This article is written by Charu Kesi. Charu is a freelance writer, travel photographer, compulsive blogger, footloose wanderer, qualitative researcher, filter coffee drinker, facebook addict, occasional tweeter, Bangalore resident, crossword lover, Wodehouse devotee
The Boston Public Library’s Print Department is home to more than 350 vintage travel posters, most dating from the 1920s-1940s, the “Golden Age of Travel.”
Railways opened up America and Europe, luxe ocean liners introduced elegance into overseas voyages, and drivers took to the road in record numbers in their new automobiles. By the mid-1940s, new airlines crisscrossed the globe, winging adventure-seekers to far-flung destinations.

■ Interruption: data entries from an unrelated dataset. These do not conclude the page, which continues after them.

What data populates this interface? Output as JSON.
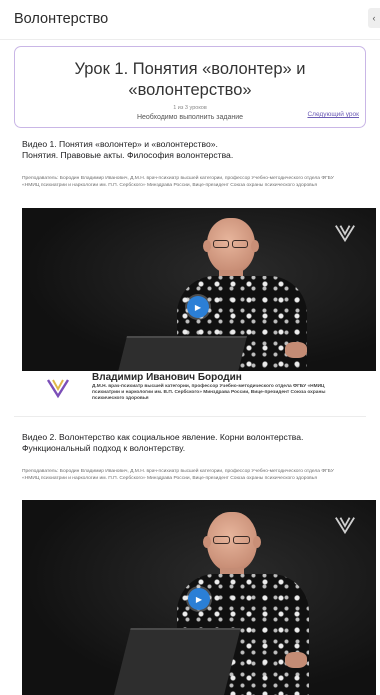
{
  "header": {
    "title": "Волонтерство",
    "collapse_icon": "chevron-left-icon"
  },
  "lesson": {
    "title": "Урок 1. Понятия «волонтер» и «волонтерство»",
    "progress": "1 из 3 уроков",
    "task": "Необходимо выполнить задание",
    "next_link": "Следующий урок"
  },
  "videos": [
    {
      "title_line1": "Видео 1. Понятия «волонтер» и «волонтерство».",
      "title_line2": "Понятия. Правовые акты. Философия волонтерства.",
      "meta": "Преподаватель: Бородин Владимир Иванович, Д.М.Н. врач-психиатр высшей категории, профессор Учебно-методического отдела ФГБУ «НМИЦ психиатрии и наркологии им. П.П. Сербского» Минздрава России, Вице-президент Союза охраны психического здоровья",
      "caption_name": "Владимир Иванович Бородин",
      "caption_desc": "Д.М.Н. врач-психиатр высшей категории, профессор Учебно-методического отдела ФГБУ «НМИЦ психиатрии и наркологии им. В.П. Сербского» Минздрава России, Вице-президент Союза охраны психического здоровья"
    },
    {
      "title_line1": "Видео 2. Волонтерство как социальное явление. Корни волонтерства.",
      "title_line2": "Функциональный подход к волонтерству.",
      "meta": "Преподаватель: Бородин Владимир Иванович, Д.М.Н. врач-психиатр высшей категории, профессор Учебно-методического отдела ФГБУ «НМИЦ психиатрии и наркологии им. П.П. Сербского» Минздрава России, Вице-президент Союза охраны психического здоровья"
    }
  ],
  "colors": {
    "accent": "#6b5bb5",
    "card_border": "#c9b6e6",
    "play": "#2b7fd6"
  }
}
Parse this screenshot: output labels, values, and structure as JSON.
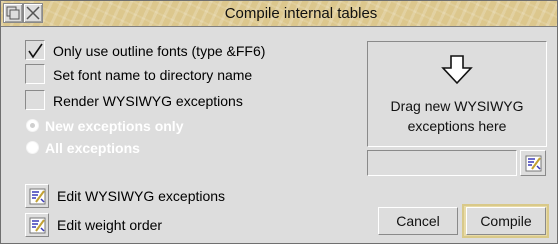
{
  "window": {
    "title": "Compile internal tables",
    "title_bar_color": "#dcc78d"
  },
  "title_bar": {
    "back_icon": "back-icon",
    "close_icon": "close-icon"
  },
  "options": {
    "outline_fonts": {
      "label": "Only use outline fonts (type &FF6)",
      "checked": true
    },
    "set_font_name": {
      "label": "Set font name to directory name",
      "checked": false
    },
    "render_wysiwyg": {
      "label": "Render WYSIWYG exceptions",
      "checked": false
    }
  },
  "radios": {
    "new_only": {
      "label": "New exceptions only",
      "selected": true,
      "enabled": false
    },
    "all": {
      "label": "All exceptions",
      "selected": false,
      "enabled": false
    }
  },
  "drop_zone": {
    "line1": "Drag new WYSIWYG",
    "line2": "exceptions here",
    "icon": "down-arrow-icon"
  },
  "path_field": {
    "value": ""
  },
  "edit_buttons": {
    "wysiwyg": {
      "label": "Edit WYSIWYG exceptions",
      "icon": "edit-icon"
    },
    "weight": {
      "label": "Edit weight order",
      "icon": "edit-icon"
    }
  },
  "actions": {
    "cancel": "Cancel",
    "compile": "Compile"
  },
  "colors": {
    "background": "#dddddd",
    "default_button_ring": "#d9c989",
    "icon_blue": "#3a3ab8"
  }
}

Travel agents and ticket offices during this period were festooned with vivid, eye-catching posters, all designed to capture the beauty, excitement and adventure of travel and to promote a world of enticing destinations and new modes of transportation. Individual artists gained fame for their distinctive graphic styles and iconic imagery, and many posters from this era still remain important works of art long after their original advertising purposes have faded.
29 Feb 2012